*** Provided data ***

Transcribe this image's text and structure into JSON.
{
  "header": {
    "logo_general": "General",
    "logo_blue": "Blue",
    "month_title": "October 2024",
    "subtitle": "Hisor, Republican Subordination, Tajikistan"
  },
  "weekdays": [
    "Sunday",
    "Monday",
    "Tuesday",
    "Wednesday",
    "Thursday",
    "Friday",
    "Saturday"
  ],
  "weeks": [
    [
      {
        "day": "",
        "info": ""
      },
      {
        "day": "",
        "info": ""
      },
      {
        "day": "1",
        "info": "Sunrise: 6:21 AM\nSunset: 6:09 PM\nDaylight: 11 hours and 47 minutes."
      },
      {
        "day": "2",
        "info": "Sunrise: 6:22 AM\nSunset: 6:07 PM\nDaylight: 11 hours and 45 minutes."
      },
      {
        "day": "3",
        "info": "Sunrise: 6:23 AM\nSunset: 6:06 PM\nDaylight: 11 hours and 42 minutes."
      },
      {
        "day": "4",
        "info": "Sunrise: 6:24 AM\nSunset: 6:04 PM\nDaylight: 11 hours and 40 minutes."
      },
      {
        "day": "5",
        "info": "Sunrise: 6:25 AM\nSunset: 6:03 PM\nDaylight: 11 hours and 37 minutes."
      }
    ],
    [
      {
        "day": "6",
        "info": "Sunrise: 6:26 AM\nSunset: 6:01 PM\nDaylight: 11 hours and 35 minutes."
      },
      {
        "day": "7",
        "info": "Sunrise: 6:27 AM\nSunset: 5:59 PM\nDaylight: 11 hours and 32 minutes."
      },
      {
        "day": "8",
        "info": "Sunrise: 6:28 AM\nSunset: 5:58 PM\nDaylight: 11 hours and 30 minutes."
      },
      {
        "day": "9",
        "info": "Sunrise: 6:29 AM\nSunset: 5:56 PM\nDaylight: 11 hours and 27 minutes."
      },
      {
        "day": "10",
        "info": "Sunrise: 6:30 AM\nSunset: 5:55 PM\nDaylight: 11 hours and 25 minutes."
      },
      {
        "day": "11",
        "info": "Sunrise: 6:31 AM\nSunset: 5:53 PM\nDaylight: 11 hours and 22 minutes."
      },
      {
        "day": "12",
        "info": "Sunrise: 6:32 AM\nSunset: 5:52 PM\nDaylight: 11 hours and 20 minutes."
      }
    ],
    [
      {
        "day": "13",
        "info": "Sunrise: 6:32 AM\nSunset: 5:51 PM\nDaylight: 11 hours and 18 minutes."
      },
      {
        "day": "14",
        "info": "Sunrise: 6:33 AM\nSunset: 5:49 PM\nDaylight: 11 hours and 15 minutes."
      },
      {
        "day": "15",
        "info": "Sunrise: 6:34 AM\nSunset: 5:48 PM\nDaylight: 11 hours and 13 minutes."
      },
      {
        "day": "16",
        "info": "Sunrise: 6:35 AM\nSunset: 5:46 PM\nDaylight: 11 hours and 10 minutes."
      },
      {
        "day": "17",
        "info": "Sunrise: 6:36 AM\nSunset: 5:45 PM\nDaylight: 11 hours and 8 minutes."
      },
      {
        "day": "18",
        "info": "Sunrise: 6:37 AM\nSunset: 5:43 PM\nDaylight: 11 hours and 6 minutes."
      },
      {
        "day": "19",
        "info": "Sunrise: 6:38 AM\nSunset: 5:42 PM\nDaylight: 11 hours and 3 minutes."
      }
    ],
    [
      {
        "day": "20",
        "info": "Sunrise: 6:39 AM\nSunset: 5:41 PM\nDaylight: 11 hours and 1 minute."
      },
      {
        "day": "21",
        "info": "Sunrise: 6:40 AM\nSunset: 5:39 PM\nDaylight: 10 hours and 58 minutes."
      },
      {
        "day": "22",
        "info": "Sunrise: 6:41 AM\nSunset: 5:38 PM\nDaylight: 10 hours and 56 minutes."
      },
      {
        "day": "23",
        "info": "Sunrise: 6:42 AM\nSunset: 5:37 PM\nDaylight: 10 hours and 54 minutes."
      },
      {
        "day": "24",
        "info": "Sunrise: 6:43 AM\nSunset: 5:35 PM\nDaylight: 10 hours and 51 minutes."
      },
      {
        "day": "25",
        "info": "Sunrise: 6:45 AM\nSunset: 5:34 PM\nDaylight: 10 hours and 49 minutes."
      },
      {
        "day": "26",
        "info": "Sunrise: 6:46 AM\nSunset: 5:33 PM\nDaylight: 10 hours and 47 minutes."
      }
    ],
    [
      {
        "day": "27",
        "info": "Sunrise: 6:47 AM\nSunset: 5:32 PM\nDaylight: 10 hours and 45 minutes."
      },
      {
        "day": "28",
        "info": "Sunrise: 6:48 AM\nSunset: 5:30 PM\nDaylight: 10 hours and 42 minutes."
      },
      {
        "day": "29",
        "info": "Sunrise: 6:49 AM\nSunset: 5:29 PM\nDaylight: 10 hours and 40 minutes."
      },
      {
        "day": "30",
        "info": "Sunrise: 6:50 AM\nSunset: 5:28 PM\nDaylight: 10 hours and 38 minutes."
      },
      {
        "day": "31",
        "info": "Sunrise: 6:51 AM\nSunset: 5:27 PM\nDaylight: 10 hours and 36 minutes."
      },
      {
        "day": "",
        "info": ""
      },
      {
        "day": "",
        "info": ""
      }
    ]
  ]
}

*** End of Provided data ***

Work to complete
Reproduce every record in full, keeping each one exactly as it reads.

Response to this task
Transcribe this image's text and structure into JSON.
{
  "header": {
    "logo_general": "General",
    "logo_blue": "Blue",
    "month_title": "October 2024",
    "subtitle": "Hisor, Republican Subordination, Tajikistan"
  },
  "weekdays": [
    "Sunday",
    "Monday",
    "Tuesday",
    "Wednesday",
    "Thursday",
    "Friday",
    "Saturday"
  ],
  "weeks": [
    [
      {
        "day": "",
        "info": ""
      },
      {
        "day": "",
        "info": ""
      },
      {
        "day": "1",
        "info": "Sunrise: 6:21 AM\nSunset: 6:09 PM\nDaylight: 11 hours and 47 minutes."
      },
      {
        "day": "2",
        "info": "Sunrise: 6:22 AM\nSunset: 6:07 PM\nDaylight: 11 hours and 45 minutes."
      },
      {
        "day": "3",
        "info": "Sunrise: 6:23 AM\nSunset: 6:06 PM\nDaylight: 11 hours and 42 minutes."
      },
      {
        "day": "4",
        "info": "Sunrise: 6:24 AM\nSunset: 6:04 PM\nDaylight: 11 hours and 40 minutes."
      },
      {
        "day": "5",
        "info": "Sunrise: 6:25 AM\nSunset: 6:03 PM\nDaylight: 11 hours and 37 minutes."
      }
    ],
    [
      {
        "day": "6",
        "info": "Sunrise: 6:26 AM\nSunset: 6:01 PM\nDaylight: 11 hours and 35 minutes."
      },
      {
        "day": "7",
        "info": "Sunrise: 6:27 AM\nSunset: 5:59 PM\nDaylight: 11 hours and 32 minutes."
      },
      {
        "day": "8",
        "info": "Sunrise: 6:28 AM\nSunset: 5:58 PM\nDaylight: 11 hours and 30 minutes."
      },
      {
        "day": "9",
        "info": "Sunrise: 6:29 AM\nSunset: 5:56 PM\nDaylight: 11 hours and 27 minutes."
      },
      {
        "day": "10",
        "info": "Sunrise: 6:30 AM\nSunset: 5:55 PM\nDaylight: 11 hours and 25 minutes."
      },
      {
        "day": "11",
        "info": "Sunrise: 6:31 AM\nSunset: 5:53 PM\nDaylight: 11 hours and 22 minutes."
      },
      {
        "day": "12",
        "info": "Sunrise: 6:32 AM\nSunset: 5:52 PM\nDaylight: 11 hours and 20 minutes."
      }
    ],
    [
      {
        "day": "13",
        "info": "Sunrise: 6:32 AM\nSunset: 5:51 PM\nDaylight: 11 hours and 18 minutes."
      },
      {
        "day": "14",
        "info": "Sunrise: 6:33 AM\nSunset: 5:49 PM\nDaylight: 11 hours and 15 minutes."
      },
      {
        "day": "15",
        "info": "Sunrise: 6:34 AM\nSunset: 5:48 PM\nDaylight: 11 hours and 13 minutes."
      },
      {
        "day": "16",
        "info": "Sunrise: 6:35 AM\nSunset: 5:46 PM\nDaylight: 11 hours and 10 minutes."
      },
      {
        "day": "17",
        "info": "Sunrise: 6:36 AM\nSunset: 5:45 PM\nDaylight: 11 hours and 8 minutes."
      },
      {
        "day": "18",
        "info": "Sunrise: 6:37 AM\nSunset: 5:43 PM\nDaylight: 11 hours and 6 minutes."
      },
      {
        "day": "19",
        "info": "Sunrise: 6:38 AM\nSunset: 5:42 PM\nDaylight: 11 hours and 3 minutes."
      }
    ],
    [
      {
        "day": "20",
        "info": "Sunrise: 6:39 AM\nSunset: 5:41 PM\nDaylight: 11 hours and 1 minute."
      },
      {
        "day": "21",
        "info": "Sunrise: 6:40 AM\nSunset: 5:39 PM\nDaylight: 10 hours and 58 minutes."
      },
      {
        "day": "22",
        "info": "Sunrise: 6:41 AM\nSunset: 5:38 PM\nDaylight: 10 hours and 56 minutes."
      },
      {
        "day": "23",
        "info": "Sunrise: 6:42 AM\nSunset: 5:37 PM\nDaylight: 10 hours and 54 minutes."
      },
      {
        "day": "24",
        "info": "Sunrise: 6:43 AM\nSunset: 5:35 PM\nDaylight: 10 hours and 51 minutes."
      },
      {
        "day": "25",
        "info": "Sunrise: 6:45 AM\nSunset: 5:34 PM\nDaylight: 10 hours and 49 minutes."
      },
      {
        "day": "26",
        "info": "Sunrise: 6:46 AM\nSunset: 5:33 PM\nDaylight: 10 hours and 47 minutes."
      }
    ],
    [
      {
        "day": "27",
        "info": "Sunrise: 6:47 AM\nSunset: 5:32 PM\nDaylight: 10 hours and 45 minutes."
      },
      {
        "day": "28",
        "info": "Sunrise: 6:48 AM\nSunset: 5:30 PM\nDaylight: 10 hours and 42 minutes."
      },
      {
        "day": "29",
        "info": "Sunrise: 6:49 AM\nSunset: 5:29 PM\nDaylight: 10 hours and 40 minutes."
      },
      {
        "day": "30",
        "info": "Sunrise: 6:50 AM\nSunset: 5:28 PM\nDaylight: 10 hours and 38 minutes."
      },
      {
        "day": "31",
        "info": "Sunrise: 6:51 AM\nSunset: 5:27 PM\nDaylight: 10 hours and 36 minutes."
      },
      {
        "day": "",
        "info": ""
      },
      {
        "day": "",
        "info": ""
      }
    ]
  ]
}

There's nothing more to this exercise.